TO DO: Among the records below, find the lines with the word "березня" and copy them.

Stored items from a collection
***

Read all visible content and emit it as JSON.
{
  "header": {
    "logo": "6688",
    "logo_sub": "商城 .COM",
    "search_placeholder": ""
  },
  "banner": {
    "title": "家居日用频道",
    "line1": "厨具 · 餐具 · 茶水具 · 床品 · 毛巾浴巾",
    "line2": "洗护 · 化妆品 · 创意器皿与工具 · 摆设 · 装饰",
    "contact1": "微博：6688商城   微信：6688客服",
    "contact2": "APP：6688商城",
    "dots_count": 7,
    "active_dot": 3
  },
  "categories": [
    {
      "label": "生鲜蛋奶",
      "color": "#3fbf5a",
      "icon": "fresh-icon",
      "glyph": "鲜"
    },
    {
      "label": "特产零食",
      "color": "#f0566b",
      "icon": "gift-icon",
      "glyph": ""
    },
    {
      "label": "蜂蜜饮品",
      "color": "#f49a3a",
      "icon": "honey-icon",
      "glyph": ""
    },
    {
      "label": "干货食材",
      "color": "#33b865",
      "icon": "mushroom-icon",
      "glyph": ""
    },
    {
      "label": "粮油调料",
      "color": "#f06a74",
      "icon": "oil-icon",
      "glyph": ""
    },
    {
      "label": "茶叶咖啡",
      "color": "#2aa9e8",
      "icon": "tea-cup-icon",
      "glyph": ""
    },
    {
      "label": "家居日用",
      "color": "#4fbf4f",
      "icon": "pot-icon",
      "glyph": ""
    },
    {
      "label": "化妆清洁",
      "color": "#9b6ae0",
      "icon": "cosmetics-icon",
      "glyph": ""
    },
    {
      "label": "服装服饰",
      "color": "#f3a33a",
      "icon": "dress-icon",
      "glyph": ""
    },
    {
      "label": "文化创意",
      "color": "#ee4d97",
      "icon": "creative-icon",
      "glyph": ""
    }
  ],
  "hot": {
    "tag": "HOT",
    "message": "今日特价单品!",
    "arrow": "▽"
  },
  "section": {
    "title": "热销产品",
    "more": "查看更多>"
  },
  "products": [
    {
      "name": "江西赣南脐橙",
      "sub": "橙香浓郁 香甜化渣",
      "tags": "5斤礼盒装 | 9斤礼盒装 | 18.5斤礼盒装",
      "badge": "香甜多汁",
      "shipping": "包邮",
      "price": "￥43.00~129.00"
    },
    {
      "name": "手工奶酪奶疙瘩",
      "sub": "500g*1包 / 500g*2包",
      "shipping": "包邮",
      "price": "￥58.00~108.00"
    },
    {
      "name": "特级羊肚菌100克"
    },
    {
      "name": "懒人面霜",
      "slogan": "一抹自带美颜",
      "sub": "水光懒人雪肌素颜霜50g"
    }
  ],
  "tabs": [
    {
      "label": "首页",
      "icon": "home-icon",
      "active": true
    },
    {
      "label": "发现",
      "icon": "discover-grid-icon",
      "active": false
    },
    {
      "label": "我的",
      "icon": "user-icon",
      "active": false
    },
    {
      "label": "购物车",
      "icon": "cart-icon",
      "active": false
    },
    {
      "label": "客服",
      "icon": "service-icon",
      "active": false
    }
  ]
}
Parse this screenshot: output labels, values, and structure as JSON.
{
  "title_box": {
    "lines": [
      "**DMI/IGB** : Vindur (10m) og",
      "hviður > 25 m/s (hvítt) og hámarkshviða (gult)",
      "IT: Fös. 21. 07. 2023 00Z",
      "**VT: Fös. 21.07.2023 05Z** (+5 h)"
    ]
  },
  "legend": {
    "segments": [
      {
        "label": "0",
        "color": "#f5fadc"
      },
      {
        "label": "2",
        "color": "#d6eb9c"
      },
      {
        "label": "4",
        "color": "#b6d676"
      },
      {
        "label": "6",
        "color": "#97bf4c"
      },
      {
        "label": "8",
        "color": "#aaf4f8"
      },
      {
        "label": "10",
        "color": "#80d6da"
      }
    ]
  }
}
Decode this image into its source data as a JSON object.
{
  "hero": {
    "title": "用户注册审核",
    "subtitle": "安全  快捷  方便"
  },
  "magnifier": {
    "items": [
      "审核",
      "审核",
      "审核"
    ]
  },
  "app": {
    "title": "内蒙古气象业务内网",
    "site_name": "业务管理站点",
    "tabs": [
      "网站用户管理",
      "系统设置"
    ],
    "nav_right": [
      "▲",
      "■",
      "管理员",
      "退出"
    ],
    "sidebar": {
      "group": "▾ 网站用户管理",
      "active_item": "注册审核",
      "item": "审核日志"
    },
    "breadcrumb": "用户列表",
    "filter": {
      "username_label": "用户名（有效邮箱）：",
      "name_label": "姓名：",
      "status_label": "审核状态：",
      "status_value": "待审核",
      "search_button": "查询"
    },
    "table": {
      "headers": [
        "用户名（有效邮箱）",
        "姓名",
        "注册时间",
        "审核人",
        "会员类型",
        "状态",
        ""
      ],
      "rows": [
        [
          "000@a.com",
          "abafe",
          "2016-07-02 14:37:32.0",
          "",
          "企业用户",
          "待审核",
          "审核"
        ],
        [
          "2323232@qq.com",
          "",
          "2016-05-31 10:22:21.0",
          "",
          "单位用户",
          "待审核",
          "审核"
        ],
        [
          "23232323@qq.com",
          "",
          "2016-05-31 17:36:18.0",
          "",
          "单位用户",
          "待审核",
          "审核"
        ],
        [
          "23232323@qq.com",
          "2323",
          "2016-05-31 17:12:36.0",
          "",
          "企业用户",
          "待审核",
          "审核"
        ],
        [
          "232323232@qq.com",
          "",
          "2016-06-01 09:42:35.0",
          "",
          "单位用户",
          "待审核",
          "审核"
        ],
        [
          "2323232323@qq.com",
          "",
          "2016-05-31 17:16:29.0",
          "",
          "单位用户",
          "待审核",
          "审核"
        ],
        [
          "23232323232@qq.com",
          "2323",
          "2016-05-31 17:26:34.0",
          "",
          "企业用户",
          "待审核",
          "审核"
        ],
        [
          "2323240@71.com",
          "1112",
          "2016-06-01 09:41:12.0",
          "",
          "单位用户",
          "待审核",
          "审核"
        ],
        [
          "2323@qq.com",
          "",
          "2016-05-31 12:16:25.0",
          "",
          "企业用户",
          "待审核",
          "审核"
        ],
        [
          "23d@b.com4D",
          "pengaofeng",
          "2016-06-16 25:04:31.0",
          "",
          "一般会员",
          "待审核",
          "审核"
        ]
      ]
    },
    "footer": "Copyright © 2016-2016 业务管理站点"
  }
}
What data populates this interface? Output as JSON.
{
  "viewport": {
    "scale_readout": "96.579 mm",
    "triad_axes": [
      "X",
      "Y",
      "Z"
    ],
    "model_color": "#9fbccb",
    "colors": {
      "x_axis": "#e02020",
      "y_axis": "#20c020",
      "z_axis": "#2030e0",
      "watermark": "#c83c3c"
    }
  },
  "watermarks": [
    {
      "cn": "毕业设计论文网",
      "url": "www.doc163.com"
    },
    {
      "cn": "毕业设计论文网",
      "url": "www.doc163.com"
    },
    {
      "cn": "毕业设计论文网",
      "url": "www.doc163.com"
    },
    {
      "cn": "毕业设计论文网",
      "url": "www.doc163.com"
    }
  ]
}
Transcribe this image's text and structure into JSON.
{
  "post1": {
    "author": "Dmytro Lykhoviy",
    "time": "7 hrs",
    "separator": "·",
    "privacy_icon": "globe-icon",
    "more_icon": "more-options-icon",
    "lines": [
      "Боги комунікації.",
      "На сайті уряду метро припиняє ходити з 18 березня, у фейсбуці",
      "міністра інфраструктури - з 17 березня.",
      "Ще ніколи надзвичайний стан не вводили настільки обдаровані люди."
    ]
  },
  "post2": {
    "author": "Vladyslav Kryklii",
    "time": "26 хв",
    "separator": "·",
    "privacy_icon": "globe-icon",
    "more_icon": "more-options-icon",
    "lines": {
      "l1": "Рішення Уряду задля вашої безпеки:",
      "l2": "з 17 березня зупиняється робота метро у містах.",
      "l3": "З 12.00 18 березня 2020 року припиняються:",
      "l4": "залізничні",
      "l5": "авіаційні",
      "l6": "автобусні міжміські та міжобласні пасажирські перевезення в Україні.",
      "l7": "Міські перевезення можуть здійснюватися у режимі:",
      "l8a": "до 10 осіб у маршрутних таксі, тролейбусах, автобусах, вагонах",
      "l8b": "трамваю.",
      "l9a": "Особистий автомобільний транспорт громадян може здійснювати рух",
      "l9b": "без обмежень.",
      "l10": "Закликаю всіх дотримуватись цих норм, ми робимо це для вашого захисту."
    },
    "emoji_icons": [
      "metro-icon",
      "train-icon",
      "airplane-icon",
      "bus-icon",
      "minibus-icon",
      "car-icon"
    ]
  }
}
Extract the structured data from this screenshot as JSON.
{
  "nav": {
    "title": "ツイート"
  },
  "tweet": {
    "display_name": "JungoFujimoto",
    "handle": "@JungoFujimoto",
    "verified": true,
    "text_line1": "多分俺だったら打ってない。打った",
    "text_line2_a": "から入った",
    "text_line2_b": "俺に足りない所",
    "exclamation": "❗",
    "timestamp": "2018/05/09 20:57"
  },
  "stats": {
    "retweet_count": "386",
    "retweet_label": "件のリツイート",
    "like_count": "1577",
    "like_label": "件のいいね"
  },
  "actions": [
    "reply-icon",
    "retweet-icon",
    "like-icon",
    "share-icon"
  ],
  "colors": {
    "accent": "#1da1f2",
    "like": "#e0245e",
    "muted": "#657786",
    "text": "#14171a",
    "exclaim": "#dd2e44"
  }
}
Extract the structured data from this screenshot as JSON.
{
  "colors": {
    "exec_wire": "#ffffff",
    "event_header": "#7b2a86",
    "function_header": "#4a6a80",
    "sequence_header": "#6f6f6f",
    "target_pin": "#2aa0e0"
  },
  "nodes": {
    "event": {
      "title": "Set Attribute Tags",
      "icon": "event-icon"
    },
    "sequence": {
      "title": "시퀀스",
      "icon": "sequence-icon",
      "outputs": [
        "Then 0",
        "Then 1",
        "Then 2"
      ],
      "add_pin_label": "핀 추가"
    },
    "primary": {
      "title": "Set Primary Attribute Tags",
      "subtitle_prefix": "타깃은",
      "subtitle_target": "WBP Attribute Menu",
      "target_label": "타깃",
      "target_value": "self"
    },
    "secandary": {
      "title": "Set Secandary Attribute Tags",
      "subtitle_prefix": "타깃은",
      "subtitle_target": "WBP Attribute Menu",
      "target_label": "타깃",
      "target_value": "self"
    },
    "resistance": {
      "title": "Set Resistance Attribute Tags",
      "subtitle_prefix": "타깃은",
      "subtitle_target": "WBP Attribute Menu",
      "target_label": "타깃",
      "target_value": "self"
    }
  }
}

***

WRITTEN REPLY:
      "На сайті уряду метро припиняє ходити з 18 березня, у фейсбуці",
      "міністра інфраструктури - з 17 березня.",
      "l2": "з 17 березня зупиняється робота метро у містах.",
      "l3": "З 12.00 18 березня 2020 року припиняються:",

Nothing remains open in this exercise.